General View of Artvin from the Small Town of Svet
In 1905 and again in 1912, Russian photographer Sergei Mikhailovich Prokudin-Gorskii (1863–1944) traveled and photographed extensively in the Caucasus region. Seen here is the town of Artvin, which is nestled in the Kackar Mountains near the Coruh River, some 30 kilometers from the Black Sea (now the extreme northeastern corner of Turkey). The site of Artvin has been settled for millennia and was often fought over due to its strategic position. Although briefly held by the Byzantine Empire in the 11th century, the area was generally under the control of various Turkish states. Following the Russo-Turkish War of 1877–78, the Artvin territory was transferred from the Ottomans to the Russian Empire as part of Batumi Province. In 1921 the territory was regained by Turkey from the Republic of Georgia as a result of the Treaty of Kars. At the time Prokudin-Gorskii visited, the town of Artvin also had a substantial Armenian population. The hillside shown in this image supports a number of imposing masonry houses, as well as a large mosque and minaret built at the end of the 18th century. Prokudin-Gorskii used a special color photography process to create a visual record of the Russian Empire in the early 20th century. Some of his photographs date from about 1905, but the bulk of his work is from between 1909 and 1915, when, with the support of Tsar Nicholas II and the Ministry of Transportation, he undertook extended trips through many different parts of the empire.
Title in Original Language
Общий вид Артвина с местечка "Свет"
Type of Item
Glass negative (presented as a digital color composite)

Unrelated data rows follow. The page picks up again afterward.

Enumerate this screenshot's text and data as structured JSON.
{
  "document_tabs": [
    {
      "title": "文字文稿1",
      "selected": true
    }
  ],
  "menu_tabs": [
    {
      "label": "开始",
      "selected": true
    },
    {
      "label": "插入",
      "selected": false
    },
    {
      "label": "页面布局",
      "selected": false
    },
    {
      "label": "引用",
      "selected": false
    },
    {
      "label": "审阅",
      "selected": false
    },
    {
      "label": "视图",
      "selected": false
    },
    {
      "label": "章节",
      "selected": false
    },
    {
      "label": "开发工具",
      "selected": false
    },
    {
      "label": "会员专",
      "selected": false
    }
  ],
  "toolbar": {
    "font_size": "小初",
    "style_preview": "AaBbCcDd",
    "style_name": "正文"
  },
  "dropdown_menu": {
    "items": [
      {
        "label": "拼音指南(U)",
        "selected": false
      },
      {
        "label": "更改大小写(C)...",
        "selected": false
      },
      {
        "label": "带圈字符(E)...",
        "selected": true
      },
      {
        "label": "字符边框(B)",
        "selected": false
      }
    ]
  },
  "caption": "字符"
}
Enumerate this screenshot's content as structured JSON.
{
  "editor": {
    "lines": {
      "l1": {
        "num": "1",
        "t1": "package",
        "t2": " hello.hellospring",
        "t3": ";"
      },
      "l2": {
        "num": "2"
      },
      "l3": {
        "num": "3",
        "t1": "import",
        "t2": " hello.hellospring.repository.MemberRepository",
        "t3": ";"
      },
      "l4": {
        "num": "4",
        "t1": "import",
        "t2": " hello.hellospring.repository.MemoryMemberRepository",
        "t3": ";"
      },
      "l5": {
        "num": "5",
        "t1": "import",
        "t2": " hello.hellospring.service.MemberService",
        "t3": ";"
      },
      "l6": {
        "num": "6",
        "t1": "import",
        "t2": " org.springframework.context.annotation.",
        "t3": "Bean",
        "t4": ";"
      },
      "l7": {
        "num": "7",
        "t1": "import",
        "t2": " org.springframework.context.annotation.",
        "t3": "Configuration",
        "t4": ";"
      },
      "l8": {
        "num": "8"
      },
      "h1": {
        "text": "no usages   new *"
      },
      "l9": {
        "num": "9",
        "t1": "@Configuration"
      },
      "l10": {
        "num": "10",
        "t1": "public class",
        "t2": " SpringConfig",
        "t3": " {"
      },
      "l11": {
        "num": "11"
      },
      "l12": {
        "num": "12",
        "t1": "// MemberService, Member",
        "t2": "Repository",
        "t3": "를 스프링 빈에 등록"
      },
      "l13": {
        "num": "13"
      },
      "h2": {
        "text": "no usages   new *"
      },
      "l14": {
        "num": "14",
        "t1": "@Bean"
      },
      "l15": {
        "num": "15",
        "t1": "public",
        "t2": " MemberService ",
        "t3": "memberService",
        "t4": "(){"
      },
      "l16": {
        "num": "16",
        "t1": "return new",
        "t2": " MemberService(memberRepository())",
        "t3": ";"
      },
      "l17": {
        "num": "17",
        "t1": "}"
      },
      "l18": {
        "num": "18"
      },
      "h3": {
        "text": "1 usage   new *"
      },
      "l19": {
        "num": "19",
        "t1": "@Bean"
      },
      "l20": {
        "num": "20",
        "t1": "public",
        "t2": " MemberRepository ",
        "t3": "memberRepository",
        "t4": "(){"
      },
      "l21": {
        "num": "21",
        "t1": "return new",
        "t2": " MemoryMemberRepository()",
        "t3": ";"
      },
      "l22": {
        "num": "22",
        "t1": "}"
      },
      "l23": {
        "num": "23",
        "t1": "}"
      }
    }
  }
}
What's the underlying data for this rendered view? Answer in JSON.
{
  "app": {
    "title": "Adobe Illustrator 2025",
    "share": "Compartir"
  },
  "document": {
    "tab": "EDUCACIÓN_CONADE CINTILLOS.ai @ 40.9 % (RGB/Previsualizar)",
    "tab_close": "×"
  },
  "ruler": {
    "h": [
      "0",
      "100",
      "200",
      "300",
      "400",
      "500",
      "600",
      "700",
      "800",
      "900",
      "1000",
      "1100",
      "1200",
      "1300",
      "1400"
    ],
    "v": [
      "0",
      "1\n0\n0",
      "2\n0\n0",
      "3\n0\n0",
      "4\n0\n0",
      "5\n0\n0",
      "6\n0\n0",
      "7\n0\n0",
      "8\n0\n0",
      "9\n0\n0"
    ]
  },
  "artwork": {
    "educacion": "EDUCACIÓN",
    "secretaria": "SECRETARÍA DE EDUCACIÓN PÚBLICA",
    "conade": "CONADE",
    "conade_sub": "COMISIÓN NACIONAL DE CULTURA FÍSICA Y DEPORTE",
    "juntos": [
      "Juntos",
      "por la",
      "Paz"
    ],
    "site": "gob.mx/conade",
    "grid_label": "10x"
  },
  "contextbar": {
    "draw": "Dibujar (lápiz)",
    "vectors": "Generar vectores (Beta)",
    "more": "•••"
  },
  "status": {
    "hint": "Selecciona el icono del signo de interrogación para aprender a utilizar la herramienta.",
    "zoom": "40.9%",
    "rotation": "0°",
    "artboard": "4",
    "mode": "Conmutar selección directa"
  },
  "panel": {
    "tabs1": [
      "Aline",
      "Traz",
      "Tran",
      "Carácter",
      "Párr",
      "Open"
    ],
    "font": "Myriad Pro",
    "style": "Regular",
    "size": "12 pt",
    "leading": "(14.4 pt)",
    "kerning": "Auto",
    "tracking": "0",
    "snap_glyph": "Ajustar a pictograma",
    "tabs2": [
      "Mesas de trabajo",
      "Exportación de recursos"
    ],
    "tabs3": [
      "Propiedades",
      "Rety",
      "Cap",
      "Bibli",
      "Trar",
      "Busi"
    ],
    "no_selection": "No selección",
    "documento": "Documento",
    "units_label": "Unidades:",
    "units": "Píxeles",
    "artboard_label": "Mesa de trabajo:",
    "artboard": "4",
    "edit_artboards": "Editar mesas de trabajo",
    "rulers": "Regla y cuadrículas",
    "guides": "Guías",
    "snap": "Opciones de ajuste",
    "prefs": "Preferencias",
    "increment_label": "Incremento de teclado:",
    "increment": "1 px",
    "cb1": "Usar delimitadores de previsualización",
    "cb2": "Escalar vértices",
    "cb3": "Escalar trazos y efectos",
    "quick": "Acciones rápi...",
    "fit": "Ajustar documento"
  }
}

- Prokudin-Gorskii’s photographic work survives primarily in two forms: 1,901 black-and-white triple-frame glass plate negatives, made with color separation filters, which Prokudin-Gorskii used to make color prints and lantern slides; and 12 albums of sepia-tone prints, made from the glass negatives, which Prokudin-Gorskii compiled as a record of his travels and studies. The Library of Congress purchased the glass plate negatives and the albums from the Prokudin-Gorskii family in 1948. In 2004, the Library of Congress had digital color composites made from all the surviving glass negatives using a software algorithm to automatically align the color components. As with most historical photographs, title and subject identifications are corrected and enhanced through new research. Current information on the collection is at http://www.loc.gov/pictures/collection/prok/.
Last updated: September 28, 2016